YOU ARE HERE: LAT HomeCollections

The Nation

Heart medicine study to incorporate genetics

Doctors will adjust doses of a blood-clot treatment to match each patient's body chemistry.

January 21, 2007|Linda A. Johnson | Associated Press Writer

TRENTON, N.J. — Personalized medicine, the tailored treatments that a few patients get based on their own DNA, is finally headed for the masses: the many heart patients at risk of deadly blood clots.

At least 2 million Americans with an abnormal, clot-triggering heart rhythm take the pill warfarin, also sold as Coumadin.

Getting too little can lead to a stroke, and too much can cause life-threatening bleeding. To find the right dose for each patient, doctors use trial and error -- and the errors lead to tens of thousands of hospitalizations and deaths every year.

Starting this month, about 1,000 patients who have a condition known as atrial fibrillation will take part in a project that will match their Coumadin dose to their specific genetic needs.

This genetic fingerprinting should single out the many people whose bodies break down warfarin more quickly or slowly than normal. Then their doctors can adjust their dosage to prevent dangerous complications.

"Twenty to 30% of people are either very fast or very slow" to metabolize many drugs but don't know it, said Dr. Robert Epstein, chief medical officer at prescription benefit manager Medco Health Solutions of Franklin Lakes, N.J., which is collaborating in the effort with the Mayo Clinic.

Meanwhile, the federal government and researchers at Harvard University and elsewhere have begun or are planning similar studies.

Epstein and other experts say the warfarin projects make up the first broad use of personalized medicine, or targeted therapy, in which a person's genetic makeup is used to pick the best medicine or dose. This approach essentially adjusts for differences in body chemistry that explain why one pain reliever or allergy pill works for you but not for your mom.

"It's a big deal," said Edward Abrahams of the Personalized Medicine Coalition, which includes industry, government and patient advocacy groups as well as insurers and research centers. "Warfarin is a very widely used drug, it's been around for 50 years and it has all these adverse events associated with it."

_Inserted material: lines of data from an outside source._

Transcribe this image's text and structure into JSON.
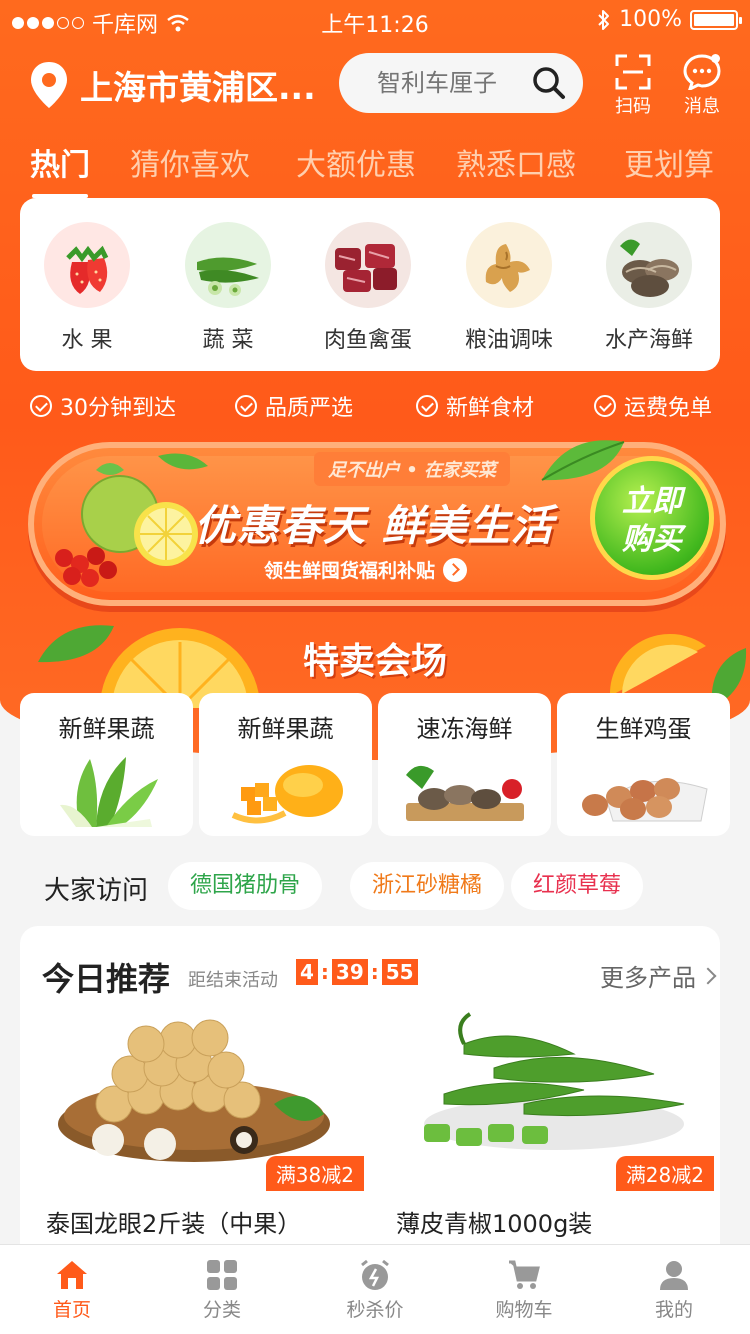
{
  "status_bar": {
    "carrier": "千库网",
    "time": "上午11:26",
    "battery": "100%",
    "battery_level": 1.0
  },
  "header": {
    "location": "上海市黄浦区...",
    "search_placeholder": "智利车厘子",
    "scan_label": "扫码",
    "message_label": "消息"
  },
  "tabs": [
    {
      "label": "热门",
      "active": true
    },
    {
      "label": "猜你喜欢",
      "active": false
    },
    {
      "label": "大额优惠",
      "active": false
    },
    {
      "label": "熟悉口感",
      "active": false
    },
    {
      "label": "更划算",
      "active": false
    }
  ],
  "categories": [
    {
      "label": "水 果",
      "icon": "strawberry-icon"
    },
    {
      "label": "蔬 菜",
      "icon": "okra-icon"
    },
    {
      "label": "肉鱼禽蛋",
      "icon": "meat-icon"
    },
    {
      "label": "粮油调味",
      "icon": "ginger-icon"
    },
    {
      "label": "水产海鲜",
      "icon": "clam-icon"
    }
  ],
  "features": [
    "30分钟到达",
    "品质严选",
    "新鲜食材",
    "运费免单"
  ],
  "banner": {
    "tag": "足不出户 • 在家买菜",
    "title": "优惠春天 鲜美生活",
    "subtitle": "领生鲜囤货福利补贴",
    "buy_line1": "立即",
    "buy_line2": "购买"
  },
  "special": {
    "title": "特卖会场",
    "items": [
      {
        "label": "新鲜果蔬",
        "icon": "bok-choy-icon"
      },
      {
        "label": "新鲜果蔬",
        "icon": "mango-icon"
      },
      {
        "label": "速冻海鲜",
        "icon": "seafood-icon"
      },
      {
        "label": "生鲜鸡蛋",
        "icon": "eggs-icon"
      }
    ]
  },
  "visits": {
    "label": "大家访问",
    "chips": [
      {
        "label": "德国猪肋骨",
        "color": "#2ea54a"
      },
      {
        "label": "浙江砂糖橘",
        "color": "#f07a1a"
      },
      {
        "label": "红颜草莓",
        "color": "#e8304e"
      }
    ]
  },
  "recommend": {
    "title": "今日推荐",
    "ends_label": "距结束活动",
    "timer": {
      "h": "4",
      "m": "39",
      "s": "55"
    },
    "more": "更多产品",
    "products": [
      {
        "name": "泰国龙眼2斤装（中果）",
        "promo": "满38减2",
        "icon": "longan-icon"
      },
      {
        "name": "薄皮青椒1000g装",
        "promo": "满28减2",
        "icon": "green-pepper-icon"
      }
    ]
  },
  "tabbar": [
    {
      "label": "首页",
      "icon": "home-icon",
      "active": true
    },
    {
      "label": "分类",
      "icon": "grid-icon",
      "active": false
    },
    {
      "label": "秒杀价",
      "icon": "alarm-icon",
      "active": false
    },
    {
      "label": "购物车",
      "icon": "cart-icon",
      "active": false
    },
    {
      "label": "我的",
      "icon": "user-icon",
      "active": false
    }
  ],
  "colors": {
    "accent": "#ff5a1a",
    "header_bg": "#ff6a1e",
    "green": "#42b81e"
  }
}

If the warfarin studies are successful, patients will start demanding personalized medicine, he predicted. Insurers will too, if the Medco study proves it saves money and protects patients.

That's fairly likely, given Medco data showing that if patients have their warfarin dose changed more than once -- meaning doctors didn't get it right the first two tries -- their risk of being hospitalized for complications jumps from 20% to 31%.

Epstein said he had hit "a home run" with his pitch to get employers and insurance companies sponsoring the prescription plans to join the study.

"Everyone we've talked to unanimously was in," said Epstein, who expects the reduction in medical costs will be triple the test price of a few hundred dollars per patient.

He said a couple dozen companies already were developing commercial tests for variations in the two genes crucial in warfarin dosing, the ones in the new studies. But sales have been slow for the only government-approved testing device, Roche's Amplichip, which covers numerous gene variations.

A November report by the American Enterprise Institute-Brookings Joint Center predicts that using genetic information to prescribe warfarin would save an estimated $1.1 billion in U.S. healthcare spending each year and prevent about 17,000 strokes and 85,000 serious bleeding incidents.

Bleeding complications alone kill about 8,000 people a year and are the No. 2 reason for medication-related ER visits, said Dr. Elizabeth Nabel, director of the National Heart, Lung, and Blood Institute. Still, warfarin is far better at preventing clots than aspirin or drugs like Plavix, which only affect part of the clotting system, she said.

But patients on warfarin must have blood drawn and tested repeatedly to see if it clots too quickly or too slowly, initially every week or more often.

"Most hospitals have a warfarin clinic, where people come in for adjustments," she said.

So, along with the Food and Drug Administration, her institute plans one or two large studies on personalizing warfarin dosing. The FDA also is poised to alter the package insert for warfarin to note that gene variations in some patients mean they need a lower dose than normal.

Meanwhile, five Harvard Medical School teaching hospitals just began a study including 500 warfarin patients to try to boost the percentage getting the optimal dose. About 60% do now, said Dr. Samuel Goldhaber, a Harvard cardiologist.

And in the one-year Medco project, DNA from more than 1,000 patients' blood samples will be shipped to the Mayo Clinic, which will do the genetic testing and send the results directly to the patient's doctor. Medco, which manages prescription benefits for one in five Americans, plans to use the results to speed up adoption of the strategy, according to Epstein.

The studies will produce different but complementary information that can be pooled for a total picture, Goldhaber said.

Dr. Franklyn Prendergast, director of Mayo's Center for Individualized Medicine, cautioned against assuming the results will be positive, because blood-clotting is a complicated process.

Los Angeles Times Articles